Mon 6 Sep 2010
Luigi Cherubini - Medea
Sassari Italy, 2004 | Orchestra dell’Ente Concerti, Eric Hull, Giuseppe Sollazzo, Denia Mazzola Gavazzeni, Carlo Cigni, Elisabetta Scano, Cesare Ruta, Chiara Chialli | Kikko Classic
Adaptations of classical Greek mythology are common in opera, particularly Baroque and opera seria, and it’s perhaps for this reason that opera traditionally deals with highly dramatic subjects revolving around the twin passions of love and revenge. With perhaps the exception of Carmen, they don’t come much more impassioned than Luigi Cherubini’s version of the Euripides drama Medea.
More than the actual drama - it’s not a particularly complicated storyline and not a great deal happens - much of the passion is embodied within the character of Medea herself, the sorceress arriving at Colchis to stop the marriage of Jason to Glauce. Turning up on their wedding day, Medea threatens all manner of vengeance should Jason break the vows he has made, under enchantment, to her. Made famous by Maria Callas, which probably accounts for it being the only real Cherubini opera in repertoire, Medea is a role that calls out for a big performance and it does indeed get that here in the figure of Denia Mazzola Gavazzeni.
Recorded in Sassari in 2004 in the revised Italian version of the opera, this is a reasonably good production, traditionally staged, costumed and performed - a solid production that suits the opera and plays to its strengths. The orchestration and singing are both fine, but unfortunately neither are really shown to their best in the rather poor sound reproduction on this DVD release from Kikko Classic in Italy. A live recording, presumably made for television, the sound is Dolby Digital 2.0, but I’m not even sure it’s in stereo, or if it is, there’s not much L-R separation. It might as well be mono, and the mixing accordingly isn’t great, the orchestra mostly drowning out the singing.
The video quality is also lacking. In 4:3, it looks like a TV video master, and is certainly not shot in HD. Grain and blockiness can be seen in the dark backgrounds, there is faint discolouration with exposure varying between cameras. There are even one or two buzz glitches that momentarily affect both image and sound.
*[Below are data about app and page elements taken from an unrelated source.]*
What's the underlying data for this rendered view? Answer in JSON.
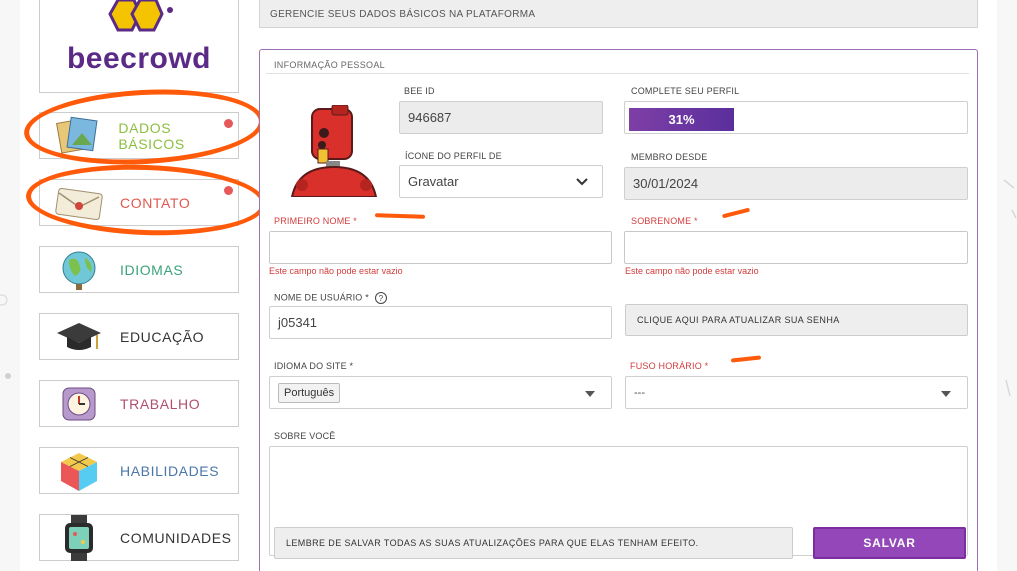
{
  "brand": {
    "name": "beecrowd",
    "color": "#5b2a86"
  },
  "sidebar": {
    "items": [
      {
        "label": "DADOS BÁSICOS",
        "icon": "photos-icon",
        "color": "#8cbf3f",
        "badge": true
      },
      {
        "label": "CONTATO",
        "icon": "envelope-icon",
        "color": "#e0584e",
        "badge": true
      },
      {
        "label": "IDIOMAS",
        "icon": "globe-icon",
        "color": "#3aa37a",
        "badge": false
      },
      {
        "label": "EDUCAÇÃO",
        "icon": "graduation-cap-icon",
        "color": "#333333",
        "badge": false
      },
      {
        "label": "TRABALHO",
        "icon": "alarm-clock-icon",
        "color": "#b0506e",
        "badge": false
      },
      {
        "label": "HABILIDADES",
        "icon": "cube-icon",
        "color": "#4a77a8",
        "badge": false
      },
      {
        "label": "COMUNIDADES",
        "icon": "smartwatch-icon",
        "color": "#333333",
        "badge": false
      }
    ]
  },
  "header": {
    "subtitle": "GERENCIE SEUS DADOS BÁSICOS NA PLATAFORMA"
  },
  "form": {
    "section_title": "INFORMAÇÃO PESSOAL",
    "bee_id_label": "BEE ID",
    "bee_id_value": "946687",
    "complete_label": "COMPLETE SEU PERFIL",
    "complete_value": "31%",
    "complete_fraction": 0.31,
    "avatar_icon_label": "ÍCONE DO PERFIL DE",
    "avatar_icon_value": "Gravatar",
    "member_since_label": "MEMBRO DESDE",
    "member_since_value": "30/01/2024",
    "first_name_label": "PRIMEIRO NOME *",
    "first_name_value": "",
    "first_name_error": "Este campo não pode estar vazio",
    "last_name_label": "SOBRENOME *",
    "last_name_value": "",
    "last_name_error": "Este campo não pode estar vazio",
    "username_label": "NOME DE USUÁRIO *",
    "username_help": "?",
    "username_value": "j05341",
    "password_button": "CLIQUE AQUI PARA ATUALIZAR SUA SENHA",
    "site_language_label": "IDIOMA DO SITE *",
    "site_language_value": "Português",
    "timezone_label": "FUSO HORÁRIO *",
    "timezone_value": "---",
    "about_label": "SOBRE VOCÊ",
    "about_value": "",
    "save_reminder": "LEMBRE DE SALVAR TODAS AS SUAS ATUALIZAÇÕES PARA QUE ELAS TENHAM EFEITO.",
    "save_button": "SALVAR"
  },
  "colors": {
    "accent": "#9447b8",
    "error": "#d23c3c",
    "annotation": "#ff5a0a"
  }
}
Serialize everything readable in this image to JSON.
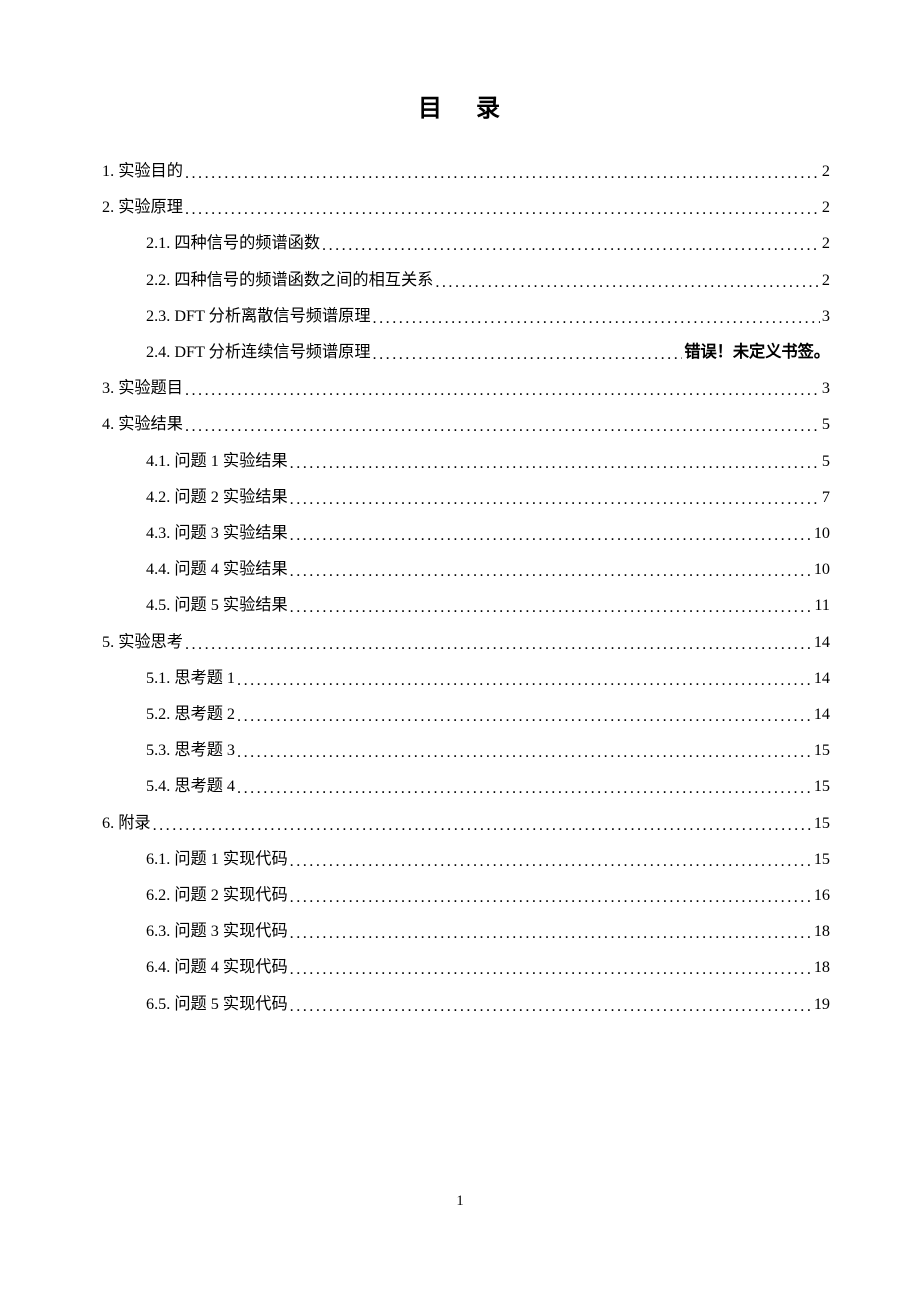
{
  "title": "目 录",
  "page_number": "1",
  "error_bookmark": "错误！未定义书签。",
  "toc": [
    {
      "level": 1,
      "label": "1.  实验目的",
      "page": "2"
    },
    {
      "level": 1,
      "label": "2.  实验原理",
      "page": "2"
    },
    {
      "level": 2,
      "label": "2.1.  四种信号的频谱函数",
      "page": "2"
    },
    {
      "level": 2,
      "label": "2.2.  四种信号的频谱函数之间的相互关系",
      "page": "2"
    },
    {
      "level": 2,
      "label": "2.3. DFT 分析离散信号频谱原理",
      "page": "3"
    },
    {
      "level": 2,
      "label": "2.4. DFT 分析连续信号频谱原理",
      "page": null,
      "error": true
    },
    {
      "level": 1,
      "label": "3.  实验题目",
      "page": "3"
    },
    {
      "level": 1,
      "label": "4.  实验结果",
      "page": "5"
    },
    {
      "level": 2,
      "label": "4.1.  问题 1 实验结果",
      "page": "5"
    },
    {
      "level": 2,
      "label": "4.2.  问题 2 实验结果",
      "page": "7"
    },
    {
      "level": 2,
      "label": "4.3.  问题 3 实验结果",
      "page": "10"
    },
    {
      "level": 2,
      "label": "4.4.  问题 4 实验结果",
      "page": "10"
    },
    {
      "level": 2,
      "label": "4.5.  问题 5 实验结果",
      "page": "11"
    },
    {
      "level": 1,
      "label": "5.  实验思考",
      "page": "14"
    },
    {
      "level": 2,
      "label": "5.1.  思考题 1",
      "page": "14"
    },
    {
      "level": 2,
      "label": "5.2.  思考题 2",
      "page": "14"
    },
    {
      "level": 2,
      "label": "5.3.  思考题 3",
      "page": "15"
    },
    {
      "level": 2,
      "label": "5.4.  思考题 4",
      "page": "15"
    },
    {
      "level": 1,
      "label": "6.  附录",
      "page": "15"
    },
    {
      "level": 2,
      "label": "6.1.  问题 1 实现代码",
      "page": "15"
    },
    {
      "level": 2,
      "label": "6.2.  问题 2 实现代码",
      "page": "16"
    },
    {
      "level": 2,
      "label": "6.3.  问题 3 实现代码",
      "page": "18"
    },
    {
      "level": 2,
      "label": "6.4.  问题 4 实现代码",
      "page": "18"
    },
    {
      "level": 2,
      "label": "6.5.  问题 5 实现代码",
      "page": "19"
    }
  ]
}
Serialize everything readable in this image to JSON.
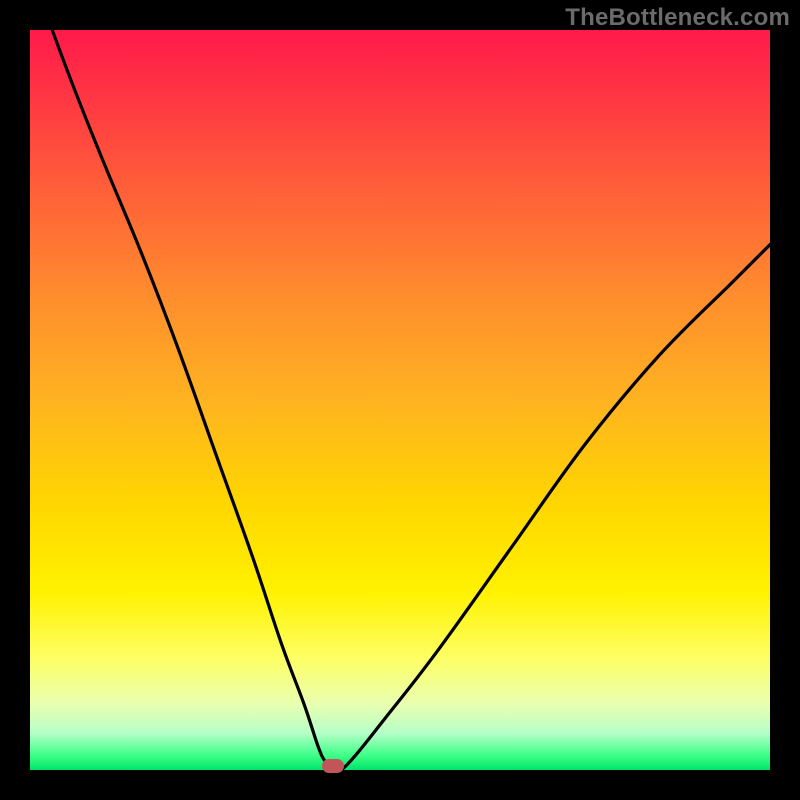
{
  "watermark": "TheBottleneck.com",
  "chart_data": {
    "type": "line",
    "title": "",
    "xlabel": "",
    "ylabel": "",
    "xlim": [
      0,
      100
    ],
    "ylim": [
      0,
      100
    ],
    "series": [
      {
        "name": "bottleneck-curve",
        "x": [
          3,
          6,
          10,
          15,
          20,
          25,
          30,
          34,
          37,
          39,
          40,
          41,
          42,
          44,
          48,
          55,
          65,
          75,
          85,
          95,
          100
        ],
        "values": [
          100,
          92,
          82,
          70,
          57,
          43,
          29,
          17,
          9,
          3,
          1,
          0,
          0,
          2,
          7,
          16,
          30,
          44,
          56,
          66,
          71
        ]
      }
    ],
    "marker": {
      "x": 41,
      "y": 0.5,
      "color": "#c0555a"
    },
    "gradient_stops": [
      {
        "pos": 0,
        "color": "#ff1a4a"
      },
      {
        "pos": 8,
        "color": "#ff3344"
      },
      {
        "pos": 20,
        "color": "#ff5a3a"
      },
      {
        "pos": 35,
        "color": "#ff8a2e"
      },
      {
        "pos": 50,
        "color": "#ffb321"
      },
      {
        "pos": 64,
        "color": "#ffd600"
      },
      {
        "pos": 76,
        "color": "#fff200"
      },
      {
        "pos": 85,
        "color": "#fdff66"
      },
      {
        "pos": 91,
        "color": "#eaffb0"
      },
      {
        "pos": 95,
        "color": "#b6ffc8"
      },
      {
        "pos": 98,
        "color": "#3fff88"
      },
      {
        "pos": 100,
        "color": "#00e46a"
      }
    ]
  }
}
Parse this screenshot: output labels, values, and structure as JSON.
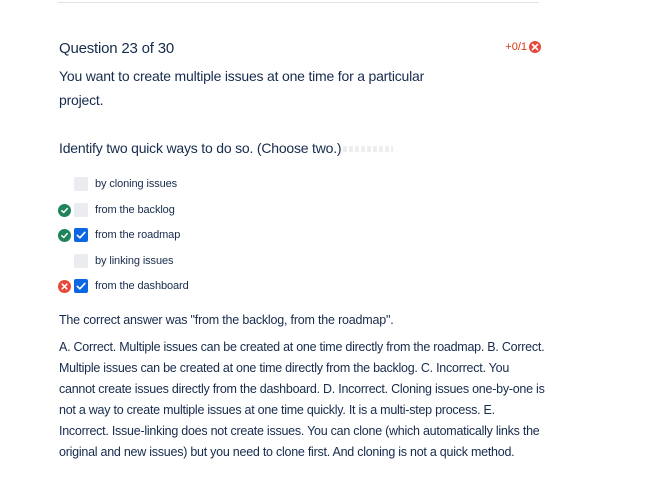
{
  "question": {
    "title": "Question 23 of 30",
    "score": "+0/1",
    "prompt": "You want to create multiple issues at one time for a particular project.",
    "instruction": "Identify two quick ways to do so. (Choose two.)"
  },
  "options": [
    {
      "label": "by cloning issues",
      "checked": false,
      "result": "none"
    },
    {
      "label": "from the backlog",
      "checked": false,
      "result": "correct"
    },
    {
      "label": "from the roadmap",
      "checked": true,
      "result": "correct"
    },
    {
      "label": "by linking issues",
      "checked": false,
      "result": "none"
    },
    {
      "label": "from the dashboard",
      "checked": true,
      "result": "wrong"
    }
  ],
  "feedback": {
    "correct_answer": "The correct answer was \"from the backlog, from the roadmap\".",
    "explanation": "A. Correct. Multiple issues can be created at one time directly from the roadmap. B. Correct. Multiple issues can be created at one time directly from the backlog. C. Incorrect. You cannot create issues directly from the dashboard. D. Incorrect. Cloning issues one-by-one is not a way to create multiple issues at one time quickly. It is a multi-step process. E. Incorrect. Issue-linking does not create issues. You can clone (which automatically links the original and new issues) but you need to clone first. And cloning is not a quick method."
  },
  "colors": {
    "text": "#172b4d",
    "score": "#de350b",
    "correct_icon": "#1f845a",
    "wrong_icon": "#e5493a",
    "checkbox_checked": "#0c66e4",
    "checkbox_unchecked": "#ebecf0"
  },
  "icons": {
    "score": "x-circle-icon",
    "correct": "check-circle-icon",
    "wrong": "x-circle-icon",
    "checked": "checkmark-icon"
  }
}
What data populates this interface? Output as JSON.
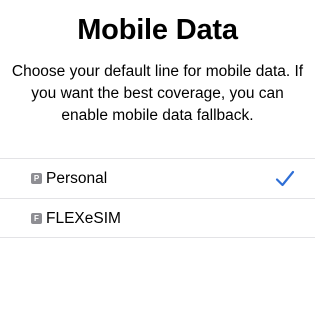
{
  "page": {
    "title": "Mobile Data",
    "description": "Choose your default line for mobile data. If you want the best coverage, you can enable mobile data fallback."
  },
  "lines": [
    {
      "badge": "P",
      "label": "Personal",
      "selected": true
    },
    {
      "badge": "F",
      "label": "FLEXeSIM",
      "selected": false
    }
  ],
  "colors": {
    "accent": "#2f6fd6",
    "badge": "#8e8e93",
    "separator": "#e3e3e6"
  },
  "icons": {
    "selected": "checkmark-icon"
  }
}
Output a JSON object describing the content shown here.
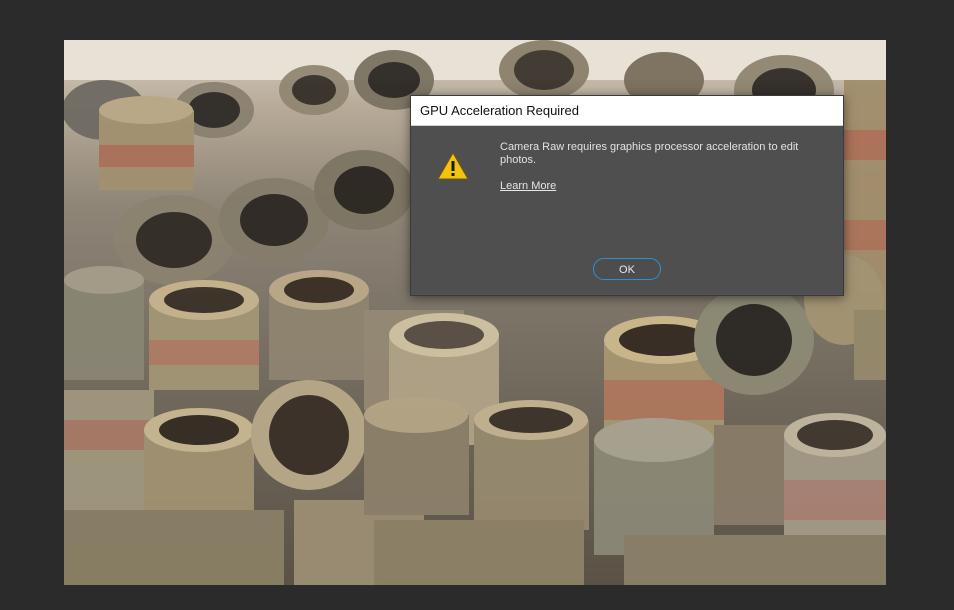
{
  "dialog": {
    "title": "GPU Acceleration Required",
    "message": "Camera Raw requires graphics processor acceleration to edit photos.",
    "learn_more": "Learn More",
    "ok_label": "OK",
    "icon": "warning-icon"
  },
  "colors": {
    "workspace_bg": "#2b2b2b",
    "dialog_bg": "#4f4f4f",
    "titlebar_bg": "#ffffff",
    "ok_border": "#2f8fd6",
    "warning_yellow": "#f2c40f"
  }
}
The biggest problem with the filming is the editing, which makes use of different performances from different nights often within the same scene, the frequent intercutting leading to obvious continuity issues. Even more problematically, this causes the lip-movements to rarely match the singing or the performance.
Most of these issues are relatively minor and wouldn’t individually spoil the enjoyment of what is a fine opera and a good performance of it, but cumulatively, they can be quite niggling and distracting.